*** Opening of DATA PROVIDED ***
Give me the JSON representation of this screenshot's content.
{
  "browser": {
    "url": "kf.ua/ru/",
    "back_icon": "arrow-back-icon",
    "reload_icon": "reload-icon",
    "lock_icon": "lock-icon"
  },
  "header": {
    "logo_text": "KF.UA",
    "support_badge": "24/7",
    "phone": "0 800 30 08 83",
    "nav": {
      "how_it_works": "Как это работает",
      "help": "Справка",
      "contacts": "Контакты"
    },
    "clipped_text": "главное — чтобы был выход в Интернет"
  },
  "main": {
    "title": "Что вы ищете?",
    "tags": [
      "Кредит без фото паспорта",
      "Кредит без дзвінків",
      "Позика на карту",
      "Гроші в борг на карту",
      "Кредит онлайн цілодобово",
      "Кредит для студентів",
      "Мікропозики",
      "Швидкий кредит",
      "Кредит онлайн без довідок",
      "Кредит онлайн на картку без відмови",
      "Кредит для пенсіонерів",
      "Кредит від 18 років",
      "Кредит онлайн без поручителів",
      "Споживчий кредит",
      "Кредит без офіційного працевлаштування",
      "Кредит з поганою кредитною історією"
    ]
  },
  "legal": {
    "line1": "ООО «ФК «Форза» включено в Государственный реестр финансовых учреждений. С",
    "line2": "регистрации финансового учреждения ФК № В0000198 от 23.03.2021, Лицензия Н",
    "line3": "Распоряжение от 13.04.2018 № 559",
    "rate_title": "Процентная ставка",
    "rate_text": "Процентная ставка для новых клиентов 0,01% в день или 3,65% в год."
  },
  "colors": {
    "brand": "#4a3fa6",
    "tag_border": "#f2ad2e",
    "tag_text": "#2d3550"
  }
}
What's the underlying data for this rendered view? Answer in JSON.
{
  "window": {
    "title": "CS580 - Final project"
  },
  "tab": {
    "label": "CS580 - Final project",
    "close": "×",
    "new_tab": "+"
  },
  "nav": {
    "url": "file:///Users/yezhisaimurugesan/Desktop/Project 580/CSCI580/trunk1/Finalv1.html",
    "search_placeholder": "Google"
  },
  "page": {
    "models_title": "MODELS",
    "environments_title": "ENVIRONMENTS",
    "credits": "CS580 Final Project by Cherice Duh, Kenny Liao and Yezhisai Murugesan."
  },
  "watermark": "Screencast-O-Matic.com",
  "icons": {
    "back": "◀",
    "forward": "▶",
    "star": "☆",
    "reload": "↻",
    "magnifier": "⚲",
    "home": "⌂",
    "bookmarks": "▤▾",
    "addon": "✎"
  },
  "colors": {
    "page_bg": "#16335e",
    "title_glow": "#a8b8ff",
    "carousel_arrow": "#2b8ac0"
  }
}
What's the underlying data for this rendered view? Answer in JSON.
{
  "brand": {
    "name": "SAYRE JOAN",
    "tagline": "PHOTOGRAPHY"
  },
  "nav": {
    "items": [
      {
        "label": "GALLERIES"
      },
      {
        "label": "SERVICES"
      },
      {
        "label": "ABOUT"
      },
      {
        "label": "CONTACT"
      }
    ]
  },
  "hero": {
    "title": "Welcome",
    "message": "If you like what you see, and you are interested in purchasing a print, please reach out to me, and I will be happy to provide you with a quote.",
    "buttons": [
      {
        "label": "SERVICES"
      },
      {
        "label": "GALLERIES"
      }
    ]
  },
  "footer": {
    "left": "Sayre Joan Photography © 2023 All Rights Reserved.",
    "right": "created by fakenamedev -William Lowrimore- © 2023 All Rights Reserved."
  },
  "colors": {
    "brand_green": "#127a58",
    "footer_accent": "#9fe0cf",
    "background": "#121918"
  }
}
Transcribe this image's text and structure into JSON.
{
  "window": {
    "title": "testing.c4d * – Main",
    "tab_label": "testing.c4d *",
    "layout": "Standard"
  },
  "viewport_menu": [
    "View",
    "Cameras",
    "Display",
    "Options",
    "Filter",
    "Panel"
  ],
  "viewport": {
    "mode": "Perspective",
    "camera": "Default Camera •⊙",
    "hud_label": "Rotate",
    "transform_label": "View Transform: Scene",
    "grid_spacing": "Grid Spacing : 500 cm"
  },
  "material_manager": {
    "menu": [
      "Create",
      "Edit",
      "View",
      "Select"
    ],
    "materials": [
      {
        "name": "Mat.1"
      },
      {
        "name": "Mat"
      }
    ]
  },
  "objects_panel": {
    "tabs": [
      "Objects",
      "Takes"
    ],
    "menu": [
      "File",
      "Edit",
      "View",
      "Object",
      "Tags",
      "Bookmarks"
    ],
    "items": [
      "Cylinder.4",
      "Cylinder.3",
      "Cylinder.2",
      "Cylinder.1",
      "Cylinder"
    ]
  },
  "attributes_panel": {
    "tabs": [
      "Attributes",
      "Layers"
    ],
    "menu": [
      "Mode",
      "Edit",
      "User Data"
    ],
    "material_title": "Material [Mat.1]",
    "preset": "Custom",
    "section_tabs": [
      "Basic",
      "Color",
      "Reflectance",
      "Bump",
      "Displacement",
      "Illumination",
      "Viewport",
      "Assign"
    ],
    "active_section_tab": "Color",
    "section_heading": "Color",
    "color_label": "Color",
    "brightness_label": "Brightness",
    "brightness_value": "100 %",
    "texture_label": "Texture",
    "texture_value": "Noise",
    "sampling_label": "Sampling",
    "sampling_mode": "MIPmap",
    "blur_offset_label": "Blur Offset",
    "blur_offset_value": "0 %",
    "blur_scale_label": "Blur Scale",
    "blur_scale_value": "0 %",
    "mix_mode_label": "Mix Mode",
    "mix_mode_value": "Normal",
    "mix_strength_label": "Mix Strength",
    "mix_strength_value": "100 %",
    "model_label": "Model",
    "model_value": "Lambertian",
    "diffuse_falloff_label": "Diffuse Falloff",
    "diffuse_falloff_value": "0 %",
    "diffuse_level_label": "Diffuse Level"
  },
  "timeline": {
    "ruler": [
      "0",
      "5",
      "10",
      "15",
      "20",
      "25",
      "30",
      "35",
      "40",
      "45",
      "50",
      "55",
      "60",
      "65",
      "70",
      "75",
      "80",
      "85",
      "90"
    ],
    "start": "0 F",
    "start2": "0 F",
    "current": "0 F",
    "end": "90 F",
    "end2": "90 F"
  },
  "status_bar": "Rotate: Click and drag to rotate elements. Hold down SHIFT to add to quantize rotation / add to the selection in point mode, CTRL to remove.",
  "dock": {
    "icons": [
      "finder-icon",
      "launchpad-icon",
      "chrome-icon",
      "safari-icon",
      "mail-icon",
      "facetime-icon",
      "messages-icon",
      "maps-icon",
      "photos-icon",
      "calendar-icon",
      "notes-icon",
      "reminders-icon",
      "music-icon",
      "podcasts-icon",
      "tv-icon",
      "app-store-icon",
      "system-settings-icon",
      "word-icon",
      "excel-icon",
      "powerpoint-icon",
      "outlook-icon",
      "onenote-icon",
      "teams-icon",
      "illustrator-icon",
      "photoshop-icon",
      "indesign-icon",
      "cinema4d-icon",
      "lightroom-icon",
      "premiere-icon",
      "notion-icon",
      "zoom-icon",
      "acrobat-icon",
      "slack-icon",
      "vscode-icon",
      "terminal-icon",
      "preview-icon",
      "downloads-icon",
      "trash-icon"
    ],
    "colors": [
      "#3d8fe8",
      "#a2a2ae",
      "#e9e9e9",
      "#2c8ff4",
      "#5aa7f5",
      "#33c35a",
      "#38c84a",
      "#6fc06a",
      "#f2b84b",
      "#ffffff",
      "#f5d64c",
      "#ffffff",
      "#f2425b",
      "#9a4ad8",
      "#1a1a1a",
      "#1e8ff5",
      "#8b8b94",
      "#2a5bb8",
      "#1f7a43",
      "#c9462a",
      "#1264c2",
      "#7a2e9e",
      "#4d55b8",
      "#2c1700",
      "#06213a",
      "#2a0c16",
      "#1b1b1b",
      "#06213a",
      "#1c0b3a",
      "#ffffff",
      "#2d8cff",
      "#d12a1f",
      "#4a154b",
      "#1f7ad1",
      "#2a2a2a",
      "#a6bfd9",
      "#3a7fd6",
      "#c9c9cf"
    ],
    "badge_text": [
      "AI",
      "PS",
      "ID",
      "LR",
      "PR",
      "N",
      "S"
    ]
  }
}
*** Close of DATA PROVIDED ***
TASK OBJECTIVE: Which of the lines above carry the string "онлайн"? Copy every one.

ANSWER FOR THIS EXERCISE:
      "Кредит онлайн цілодобово",
      "Кредит онлайн без довідок",
      "Кредит онлайн на картку без відмови",
      "Кредит онлайн без поручителів",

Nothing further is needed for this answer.